All this, and it's only Thursday morning! My calendar is clear for today, and that's not bad.

Monday, October 13, 2008

St. Catherine's Chapel

We have travelled the coast road many times and have always been intrigued by a lone chapel sitting high on a hill above Abbotsbury. We chose it as our destination for Saturday's hike.

Standing some 280 ft. above the sea, St. Catherine's Chapel has long served seafarers as a landmark on this dangerous coast. It was built around the beginning of the 15th century as a pilgrim's chapel for the nearby monestery and is constructed entirely of stone that had to be hauled up the hillside from the quarries below. It's in surprisingly good shape, and services are still held inside. They sometimes have night services where everyone carries a flashlight up the trail. That must be an amazing sight.

Partway up the terraced hillside we came to an enclosed field filled with pheasants. We had previously spotted a few pheasants (always a thrill) as we drove along remote roads, but this was clearly different. Not only were there hundreds of them, but they did not take flight when they spotted us. They just scurried away on foot! We concluded that this was a sort of pheasant farm and that they were being raised for the bespoke tables of London and Paris. I mentioned this to an English lady I was talking with yesterday, and she had another explanation. She said that pheasants are raised for sport shooting. They are kept indoors and fed by humans. Then, at about this time of year, they are released into pens to begin their transition from domesticated to wild birds. When hunting season begins in a few weeks, wealthy bird hunters will start arriving from all over the world. Personnel at the lodges where they stay will take them to strategically located hunting spots, where they will wait in hopes of bagging their prey. Just over the ridge, bird handlers will release a flock of pheasants, and Bam! I guess it's no different from walking among the lambies by day and then sitting down to a lamb shank at dinner, but somehow I didn't like the sounds of it.
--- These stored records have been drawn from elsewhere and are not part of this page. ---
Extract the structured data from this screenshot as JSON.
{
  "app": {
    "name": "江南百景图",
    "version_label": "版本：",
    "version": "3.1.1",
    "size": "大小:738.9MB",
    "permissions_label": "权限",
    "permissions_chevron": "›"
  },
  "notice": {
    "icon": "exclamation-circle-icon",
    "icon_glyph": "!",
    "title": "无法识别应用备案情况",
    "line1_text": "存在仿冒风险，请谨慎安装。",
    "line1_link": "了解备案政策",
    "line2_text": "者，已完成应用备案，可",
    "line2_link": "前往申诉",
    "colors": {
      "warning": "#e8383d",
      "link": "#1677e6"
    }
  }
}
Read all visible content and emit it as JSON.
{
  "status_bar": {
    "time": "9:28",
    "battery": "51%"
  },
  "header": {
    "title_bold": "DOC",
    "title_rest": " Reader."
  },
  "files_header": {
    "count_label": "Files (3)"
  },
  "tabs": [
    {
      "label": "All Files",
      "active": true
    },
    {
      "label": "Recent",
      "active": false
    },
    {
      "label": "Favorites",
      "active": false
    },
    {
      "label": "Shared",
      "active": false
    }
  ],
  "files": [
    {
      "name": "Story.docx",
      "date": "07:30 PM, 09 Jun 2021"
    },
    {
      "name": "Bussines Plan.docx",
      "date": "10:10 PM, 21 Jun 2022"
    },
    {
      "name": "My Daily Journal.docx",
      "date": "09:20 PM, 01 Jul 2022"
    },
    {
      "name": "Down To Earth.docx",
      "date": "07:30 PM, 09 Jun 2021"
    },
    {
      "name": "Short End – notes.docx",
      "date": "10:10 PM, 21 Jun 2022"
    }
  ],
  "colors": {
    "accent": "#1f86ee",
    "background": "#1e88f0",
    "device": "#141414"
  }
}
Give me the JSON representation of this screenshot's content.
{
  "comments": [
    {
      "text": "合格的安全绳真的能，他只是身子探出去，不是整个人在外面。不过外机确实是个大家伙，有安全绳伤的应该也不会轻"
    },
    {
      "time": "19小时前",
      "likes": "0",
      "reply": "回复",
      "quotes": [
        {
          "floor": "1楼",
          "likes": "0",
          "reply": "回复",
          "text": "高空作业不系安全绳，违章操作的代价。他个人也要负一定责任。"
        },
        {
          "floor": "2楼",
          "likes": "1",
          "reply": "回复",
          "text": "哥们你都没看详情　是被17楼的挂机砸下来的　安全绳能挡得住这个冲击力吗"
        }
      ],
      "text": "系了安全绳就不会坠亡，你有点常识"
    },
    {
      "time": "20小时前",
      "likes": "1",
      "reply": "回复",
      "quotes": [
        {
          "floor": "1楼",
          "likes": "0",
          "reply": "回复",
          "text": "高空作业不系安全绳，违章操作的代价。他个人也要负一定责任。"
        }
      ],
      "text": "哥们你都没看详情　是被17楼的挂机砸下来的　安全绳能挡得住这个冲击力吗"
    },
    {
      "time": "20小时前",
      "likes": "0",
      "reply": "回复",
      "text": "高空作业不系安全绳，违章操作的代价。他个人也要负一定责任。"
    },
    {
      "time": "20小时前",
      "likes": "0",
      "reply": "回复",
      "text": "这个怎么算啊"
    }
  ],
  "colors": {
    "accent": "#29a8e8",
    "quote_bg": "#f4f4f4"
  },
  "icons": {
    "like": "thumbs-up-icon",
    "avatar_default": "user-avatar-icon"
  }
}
This hike started in Abbotsbury along a stretch of Chesil Beach, the same Chesil Beach I have written of earlier. It begins on the Isle of Portland and extends to West Bay, some seventeen miles to the west. From an earlier picture, you may remember the size of the "pebbles" we saw in Portland: they were roughly the size of a fist. What is interesting about this beach is that the size of the pebbles decreases as you travel west. In Abbotsbury they're the size of the last joint of your thumb, and in West Bay they're no bigger than your thumb nail. It is said that smugglers coming ashore by night can tell exactly where they are by the size of the pebbles! Another interesting thing is that when huge storms blow through they can erode Portland's banks, carrying its pebbles miles down the beach. In time, however, the action of the waves and tides will sort the pebbles and return each to its proper location.